Some folks have wondered aloud whether these early birds (who are surely not going to get the worm) are responding to global warming. This is not the explanation, simply because the explanation is a different one. So far, it appears that global warming is affecting animals in the parts of the globe where local climates and related conditions are changing most rapidly, notably the polar regions. Trends in animal habits and behavior have multiple causes, and these are very hard to determine.
More experienced bird watchers have surmised that perhaps more and more kinds of birds are extending their ranges northward and staying here for the winter. This northward trend in year-round residency is well-known to ornithologists and avid birders, and goes back to the early twentieth century at least. The litany of birds that have moved north over the last century is long, and includes charismatic species such as eastern cardinal, mockingbird and Baltimore oriole, and more recent arrivals such as red-bellied woodpecker and Carolina wren, which are now well-established year-rounders.
The American robin and the eastern bluebird are a bit different. Both are migrants, but both are also year-round residents in the Hudson Valley, and have been for a long time. But both disappear from our dooryards, farms, suburbs and cities during the coldest times of year. This absence is the result of local migrations to more supportive winter habitats that may be only a few miles from their summer haunts.

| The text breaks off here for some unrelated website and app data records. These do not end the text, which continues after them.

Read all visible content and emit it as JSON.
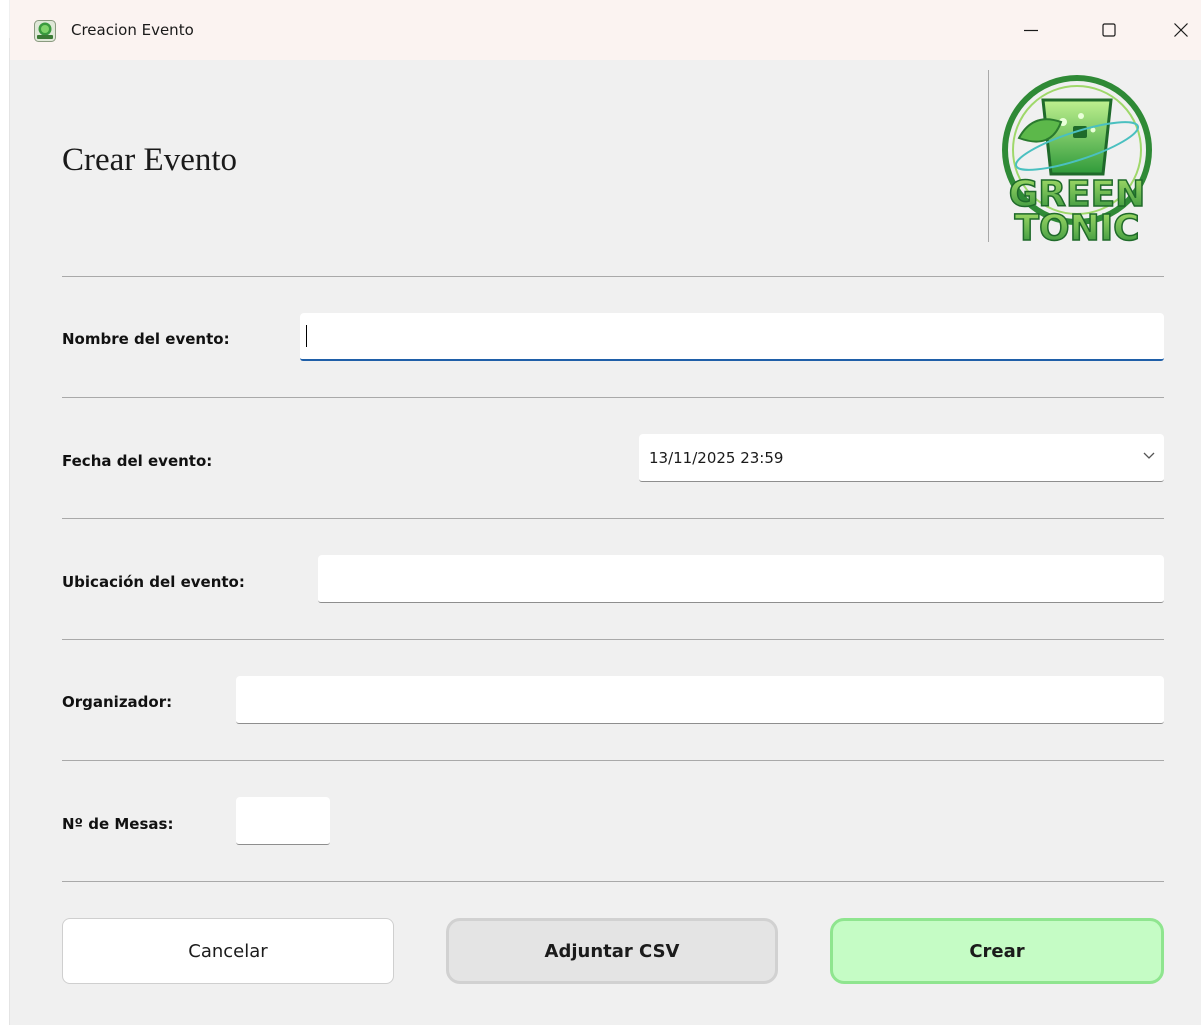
{
  "window": {
    "title": "Creacion Evento",
    "controls": [
      "minimize",
      "maximize",
      "close"
    ]
  },
  "page": {
    "heading": "Crear Evento",
    "logo": {
      "line1": "GREEN",
      "line2": "TONIC",
      "colors": [
        "#2e8b3a",
        "#5cc45f",
        "#b6e36b"
      ]
    }
  },
  "form": {
    "name": {
      "label": "Nombre del evento:",
      "value": "",
      "focused": true
    },
    "date": {
      "label": "Fecha del evento:",
      "value": "13/11/2025 23:59"
    },
    "location": {
      "label": "Ubicación del evento:",
      "value": ""
    },
    "organizer": {
      "label": "Organizador:",
      "value": ""
    },
    "tables": {
      "label": "Nº de Mesas:",
      "value": ""
    }
  },
  "buttons": {
    "cancel": "Cancelar",
    "attach": "Adjuntar CSV",
    "create": "Crear"
  },
  "colors": {
    "create_bg": "#c5fcc5",
    "create_border": "#8fe58f",
    "focus_underline": "#1f5fa8"
  }
}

Consider first the robin. This bird's winter regime is somewhat complicated. For one thing, there are two different types of robins in our area during the winter, whereas in summer only one of them is present. The American robin, with the unfortunate scientific name of Turdus migratorius, has been set upon by sagacious systematists who have divided the species into seven subspecies. Five are western, and two occur in our region. The familiar robin of spring, T. migratorius migratorius, is the state-wide, year-round resident. The less familiar (probably mostly unknown) T. migratorius nigrideus breeds in Canada but counts New York State as part of its overwintering territory; it flies north for the summer.
So where are all these winter robins? Probably most of them are down along the Hudson River, in dense forest thickets and deep swamps, or in large stands of evergreens or tracts of shrubland. Robins flock in winter, so they are concentrated in these secluded areas where they can take shelter from storms and find berries and overwintering insects in abundance. With branches and needles to catch much of the snowfall, they can find patches of bare ground where they can catch that early worm, especially near groundwater springs that thaw the soil.
The eastern bluebird (Sialia sialis) is less familiar than the robin to most people, but more of a prize sighting. Often considered rare, the bluebird was in serious decline in the Northeast until the last quarter of the 20th century. Decimation by DDT, competition from invasive house finches and starlings, and habitat loss as farms fell to development or reverted to forest, bluebird numbers fell to critical lows in the 60s and 70s. Conservation efforts that include preservation of rural landscapes and the proliferation of special bluebird nest boxes across the countryside have brought this lovely bird back from the brink.
Bluebirds seek thickets for winter shelter, as robins do. But accounts of bluebirds killed by late winter storms suggest that this bird is not so hardy as its larger cousin, the robin. This may be true, but the bluebird's habits are a bit different from those of the robin. Bluebird migrations are apparently not very organized, flocks are looser, and individuals will move farther south in colder winters. They nest earlier in the spring than robins, and their habit of returning to preferred breeding areas in late winter, when they may be caught by harsh storms, is unfortunate. But good nesting sites are hard to come by, so it seems that with bluebirds, when the time comes to fly north in earnest, there's no going back. ++